Chinese-focused retailer AuMake was up five per cent after it announced it had added four new stores in Australia and New Zealand.
Santos was up one per cent, Woodside Petroleum up 0.86 per cent and Beach Energy up 0.48 per cent after Brent crude hit a four-month peak of $US68.14 a barrel.
Mr Lucas said it was interesting the oil producers hadn’t seen a bigger bump, and it indicated the markets had already priced in higher crude prices.
He also noted that bond yields have been falling even as the ASX200 has been rising, indicating people are buying bonds. On Friday Australian 10-year bond bond rates rose 0.25 per cent, while five-year rose 0.71 per cent
“The bond market is suggesting risk on the horizon,” Mr Lucas said, yet equities are still rising. “Who’s right?”
The Aussie dollar is buying 70.84 US cents, from 70.62 US cents on Thursday.
ON THE ASX:
* The benchmark S&P/ASX200 index was down 4.4 points, or 0.07 per cent, to 6,175.2 points at 1630 AEDT on Thursday.
* The All Ordinaries was up 1.7 points, or 0.03 per cent, to 6,265.1.
* At 1630 AEDT, the SPI200 futures index was up 25 points, or 0.41 per cent, at 6187.
CURRENCY SNAPSHOT AT 1630 AEDT:
One Australian dollar buys:
* 70.84 US cents, from 70.62 US on Thursday
* 79.12 Japanese yen, from 78.79
* 62.60 euro cents, from 62.39
* 53.50 British pence, from 53.31
* 103.44 NZ cents, from 103.25

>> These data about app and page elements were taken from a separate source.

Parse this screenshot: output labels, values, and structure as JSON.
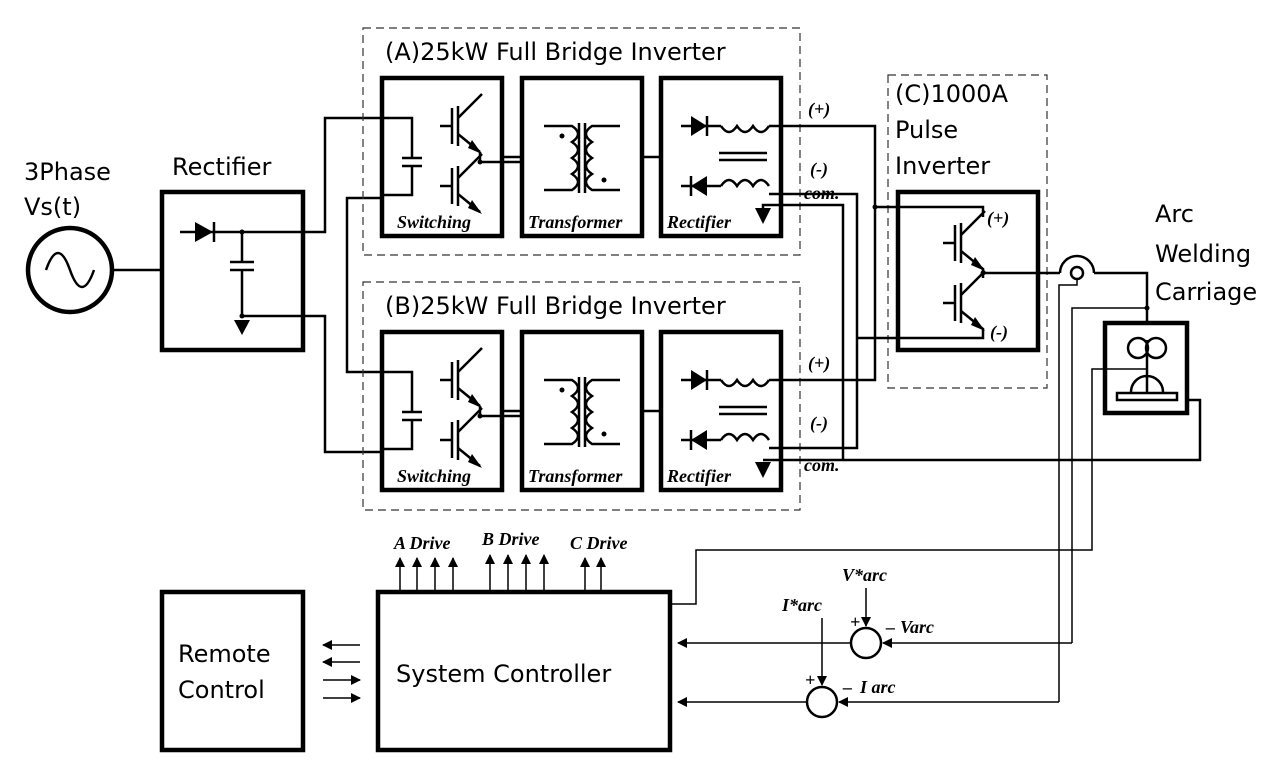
{
  "source": {
    "line1": "3Phase",
    "line2": "Vs(t)"
  },
  "rectifier": {
    "title": "Rectifier"
  },
  "inverter_a": {
    "title": "(A)25kW Full Bridge Inverter",
    "blocks": [
      "Switching",
      "Transformer",
      "Rectifier"
    ],
    "plus": "(+)",
    "minus": "(-)",
    "com": "com."
  },
  "inverter_b": {
    "title": "(B)25kW Full Bridge Inverter",
    "blocks": [
      "Switching",
      "Transformer",
      "Rectifier"
    ],
    "plus": "(+)",
    "minus": "(-)",
    "com": "com."
  },
  "pulse_inverter": {
    "line1": "(C)1000A",
    "line2": "Pulse",
    "line3": "Inverter",
    "plus": "(+)",
    "minus": "(-)"
  },
  "carriage": {
    "line1": "Arc",
    "line2": "Welding",
    "line3": "Carriage"
  },
  "controller": {
    "title": "System Controller",
    "drives": [
      "A Drive",
      "B Drive",
      "C Drive"
    ]
  },
  "remote": {
    "line1": "Remote",
    "line2": "Control"
  },
  "feedback": {
    "v_ref": "V*arc",
    "v_meas": "Varc",
    "i_ref": "I*arc",
    "i_meas": "I arc",
    "plus": "+",
    "minus": "–"
  }
}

The spot price of gold in Sydney at 1630 AEDT was $US1298.77 per fine ounce, from $US1296.20 on Thursday.